All too often we remain silent, defending ourselves with the thought, “What good does it do to irritate our world? It only gives us a lot of enemies.” Our goal is all too often not to irritate people, which is impossible if we remain true to the message of the Christian faith. When truth is not spoken, bad things happen. This is what Coleen Rowley is saying about September 11, and the FBI’s part in it. This is what Luther was saying about the Church of his day Ð clean it up or people will not have a clear understanding of the Gospel, but will think Christianity is just anther law religion.
This is why the Roman Catholic Church today faces serious problems, because inappropriate behavior on the part of some clergy was not dealt with at the proper time and in the proper way. That is why many churches in Protestantism have little influence in society. Little by little theological error crept into the teaching institutions of the Church. In the name of scholarship these theological errors were accepted and soon the basic teachings of the Christian faith were rationalized, and the Church had no authority on which to stand for the Bible was not subject to the interpretation of the learned theologian who, in some cases, had little or no personal relationship to Jesus.
A couple of examples might clear up what I am saying. In some mainline churches the physical resurrection of Jesus Christ is denied. The Scriptures clearly teach that He was raised, but it just didn’t seem possible to some that anyone could have come froth physically from the tomb. Rationalism replaced faith and the resurrection was reduced to some kind of a spiritual resurrection. What does that church really have to offer its community in terms of what God’s Word teaches regarding victory over death unless it is some nice psychological pep talk? The message of Easter has lost its punch, and the Church has lost the historical message of New Testament Christianity. Is it any wonder that such a congregation has empty pews?

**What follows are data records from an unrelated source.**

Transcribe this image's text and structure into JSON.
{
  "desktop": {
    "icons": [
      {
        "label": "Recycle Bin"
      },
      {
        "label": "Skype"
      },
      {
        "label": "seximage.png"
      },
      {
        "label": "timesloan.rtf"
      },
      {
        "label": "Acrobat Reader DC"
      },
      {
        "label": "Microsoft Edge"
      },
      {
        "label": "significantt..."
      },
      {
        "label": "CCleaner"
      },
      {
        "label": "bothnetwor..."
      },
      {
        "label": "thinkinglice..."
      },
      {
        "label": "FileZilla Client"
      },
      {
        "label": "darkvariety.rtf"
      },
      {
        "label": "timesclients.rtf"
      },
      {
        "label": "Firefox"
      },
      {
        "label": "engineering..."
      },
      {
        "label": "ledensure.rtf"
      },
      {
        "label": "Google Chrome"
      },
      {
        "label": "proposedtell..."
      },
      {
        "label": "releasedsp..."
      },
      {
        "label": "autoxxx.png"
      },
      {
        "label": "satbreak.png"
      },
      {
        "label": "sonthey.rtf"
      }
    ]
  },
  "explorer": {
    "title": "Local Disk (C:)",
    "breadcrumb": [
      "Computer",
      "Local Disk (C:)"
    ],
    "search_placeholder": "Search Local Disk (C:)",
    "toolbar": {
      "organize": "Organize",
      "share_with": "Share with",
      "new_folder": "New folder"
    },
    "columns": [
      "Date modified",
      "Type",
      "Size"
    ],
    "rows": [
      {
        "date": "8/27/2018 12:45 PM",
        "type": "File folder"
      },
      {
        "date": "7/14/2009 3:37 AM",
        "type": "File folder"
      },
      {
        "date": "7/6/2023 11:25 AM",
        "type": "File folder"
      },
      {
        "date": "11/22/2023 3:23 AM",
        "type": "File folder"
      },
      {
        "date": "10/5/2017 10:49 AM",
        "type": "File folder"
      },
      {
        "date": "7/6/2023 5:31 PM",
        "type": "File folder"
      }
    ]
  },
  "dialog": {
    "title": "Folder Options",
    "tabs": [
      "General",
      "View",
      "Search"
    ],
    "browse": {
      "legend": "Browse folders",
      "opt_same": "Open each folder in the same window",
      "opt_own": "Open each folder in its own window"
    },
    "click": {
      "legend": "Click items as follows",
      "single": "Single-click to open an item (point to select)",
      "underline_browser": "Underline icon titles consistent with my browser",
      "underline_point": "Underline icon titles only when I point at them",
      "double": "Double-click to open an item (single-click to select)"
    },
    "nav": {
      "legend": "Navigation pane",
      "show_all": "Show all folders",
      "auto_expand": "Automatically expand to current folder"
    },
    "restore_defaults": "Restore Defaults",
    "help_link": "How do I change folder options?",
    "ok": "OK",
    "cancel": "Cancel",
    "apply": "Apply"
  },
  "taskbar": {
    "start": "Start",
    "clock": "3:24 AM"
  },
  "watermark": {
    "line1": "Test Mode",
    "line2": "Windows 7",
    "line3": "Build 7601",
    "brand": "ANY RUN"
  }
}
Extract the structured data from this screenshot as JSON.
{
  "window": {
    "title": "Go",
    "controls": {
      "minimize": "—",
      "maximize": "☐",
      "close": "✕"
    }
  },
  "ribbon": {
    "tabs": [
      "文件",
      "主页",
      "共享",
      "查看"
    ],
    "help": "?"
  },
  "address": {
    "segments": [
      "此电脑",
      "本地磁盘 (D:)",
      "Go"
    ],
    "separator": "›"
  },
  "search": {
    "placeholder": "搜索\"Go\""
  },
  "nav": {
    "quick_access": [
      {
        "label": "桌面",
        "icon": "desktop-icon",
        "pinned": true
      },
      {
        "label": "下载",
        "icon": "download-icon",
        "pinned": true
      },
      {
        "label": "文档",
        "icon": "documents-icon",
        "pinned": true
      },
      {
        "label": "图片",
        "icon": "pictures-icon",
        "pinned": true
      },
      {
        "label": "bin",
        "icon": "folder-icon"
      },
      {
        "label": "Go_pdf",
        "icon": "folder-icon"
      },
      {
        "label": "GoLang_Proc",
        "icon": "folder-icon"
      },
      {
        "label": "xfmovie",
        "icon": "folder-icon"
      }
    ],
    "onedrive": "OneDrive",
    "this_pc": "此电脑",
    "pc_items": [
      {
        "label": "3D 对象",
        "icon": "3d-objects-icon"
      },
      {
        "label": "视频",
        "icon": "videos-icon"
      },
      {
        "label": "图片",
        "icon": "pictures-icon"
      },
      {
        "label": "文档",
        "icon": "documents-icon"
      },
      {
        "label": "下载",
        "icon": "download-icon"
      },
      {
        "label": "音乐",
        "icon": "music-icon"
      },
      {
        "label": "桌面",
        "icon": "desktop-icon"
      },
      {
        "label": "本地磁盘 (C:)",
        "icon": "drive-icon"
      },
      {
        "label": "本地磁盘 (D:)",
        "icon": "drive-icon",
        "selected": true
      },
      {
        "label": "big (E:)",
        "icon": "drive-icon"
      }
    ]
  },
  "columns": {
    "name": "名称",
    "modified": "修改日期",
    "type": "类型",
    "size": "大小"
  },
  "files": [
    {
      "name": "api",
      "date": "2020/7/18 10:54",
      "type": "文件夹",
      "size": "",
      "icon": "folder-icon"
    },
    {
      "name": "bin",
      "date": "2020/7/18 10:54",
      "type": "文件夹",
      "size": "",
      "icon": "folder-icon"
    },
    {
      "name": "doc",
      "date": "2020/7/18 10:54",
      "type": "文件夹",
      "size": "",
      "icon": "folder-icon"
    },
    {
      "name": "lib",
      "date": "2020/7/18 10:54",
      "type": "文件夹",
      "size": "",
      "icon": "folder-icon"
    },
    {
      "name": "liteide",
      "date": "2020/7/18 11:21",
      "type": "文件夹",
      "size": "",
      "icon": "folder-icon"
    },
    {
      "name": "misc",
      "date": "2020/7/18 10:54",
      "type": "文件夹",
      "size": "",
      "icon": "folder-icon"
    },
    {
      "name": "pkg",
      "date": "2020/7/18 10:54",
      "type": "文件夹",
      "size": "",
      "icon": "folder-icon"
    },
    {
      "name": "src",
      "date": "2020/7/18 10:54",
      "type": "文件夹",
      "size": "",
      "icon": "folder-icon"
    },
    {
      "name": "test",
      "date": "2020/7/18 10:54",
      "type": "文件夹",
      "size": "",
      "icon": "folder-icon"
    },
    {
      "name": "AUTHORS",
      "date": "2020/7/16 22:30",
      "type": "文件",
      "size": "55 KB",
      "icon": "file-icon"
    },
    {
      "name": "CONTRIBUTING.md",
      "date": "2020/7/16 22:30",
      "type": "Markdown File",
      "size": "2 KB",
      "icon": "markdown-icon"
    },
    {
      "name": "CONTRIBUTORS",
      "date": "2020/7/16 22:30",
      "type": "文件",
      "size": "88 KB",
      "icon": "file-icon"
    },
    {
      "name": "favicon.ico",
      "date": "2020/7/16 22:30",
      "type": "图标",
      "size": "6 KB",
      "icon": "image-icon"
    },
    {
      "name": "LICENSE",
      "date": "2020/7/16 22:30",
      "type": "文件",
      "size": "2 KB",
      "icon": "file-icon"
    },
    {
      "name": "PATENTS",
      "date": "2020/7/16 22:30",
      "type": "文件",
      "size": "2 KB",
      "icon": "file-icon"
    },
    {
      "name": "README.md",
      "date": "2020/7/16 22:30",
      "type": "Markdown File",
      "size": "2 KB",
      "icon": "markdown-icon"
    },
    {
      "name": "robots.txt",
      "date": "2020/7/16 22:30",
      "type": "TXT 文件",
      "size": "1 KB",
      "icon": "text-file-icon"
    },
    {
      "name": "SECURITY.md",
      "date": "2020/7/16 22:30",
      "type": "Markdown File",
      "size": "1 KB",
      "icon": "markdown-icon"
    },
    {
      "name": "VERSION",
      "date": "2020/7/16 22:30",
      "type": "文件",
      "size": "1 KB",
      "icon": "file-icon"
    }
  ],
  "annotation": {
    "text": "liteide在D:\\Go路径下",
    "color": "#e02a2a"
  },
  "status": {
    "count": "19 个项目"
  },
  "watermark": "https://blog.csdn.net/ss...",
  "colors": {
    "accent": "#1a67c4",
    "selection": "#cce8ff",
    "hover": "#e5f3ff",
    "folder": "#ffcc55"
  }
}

Today this same method of interpreting the Bible continues. The subject now is the practice of homosexuality. Open up your Bible to Romans 1 and you will read clearly that the practice of homosexuality is sin. However, this does not go along well with the culture of the day, so maybe we now have to change this in the church. Learned men will come around and instruct parish pastors of new understandings based on what they call “the best scholarship,” and some pastor buy this line of thought for they have great loyalty to their seminary professors. Some in the laity like the more liberal message while others are angered by it. The results are division in the church. It is in this setting the church must look seriously at the clear teaching of the Bible and courageously say, “Thus saith the Lord,” and “On this truth we stand. Do with us what you will.” It is time, it has always been time, for the Church to speak if it wants to be God’s agent in this world.
Certainly we are to be peacemakers and not make an issue out of things that are not essential to our salvation and Christianity. But we cannot say that it is peace at any price. Remember, the Bible makes it very clear. “In as far as it is possible, live at peace with all people.”
Courage comes when convictions are strong. A timid soul can become a courageous person. The Apostle and is a good example of how God can take fear away replace it with courage. He who denied Jesus because of his timid became the one who, two months later, said to the enemies of Christ, “We must obey God and not man.”
Walk with the Lord Jesus in his Word and you will become a loving, kind, and forgiving person. At the same time, He will put courage in your heart and make you a forceful voice for him.
Is courage a spiritual gift? My Bible study with the women that afternoon convinced me that it is a gift that needs to be exercised by the committed Christian today.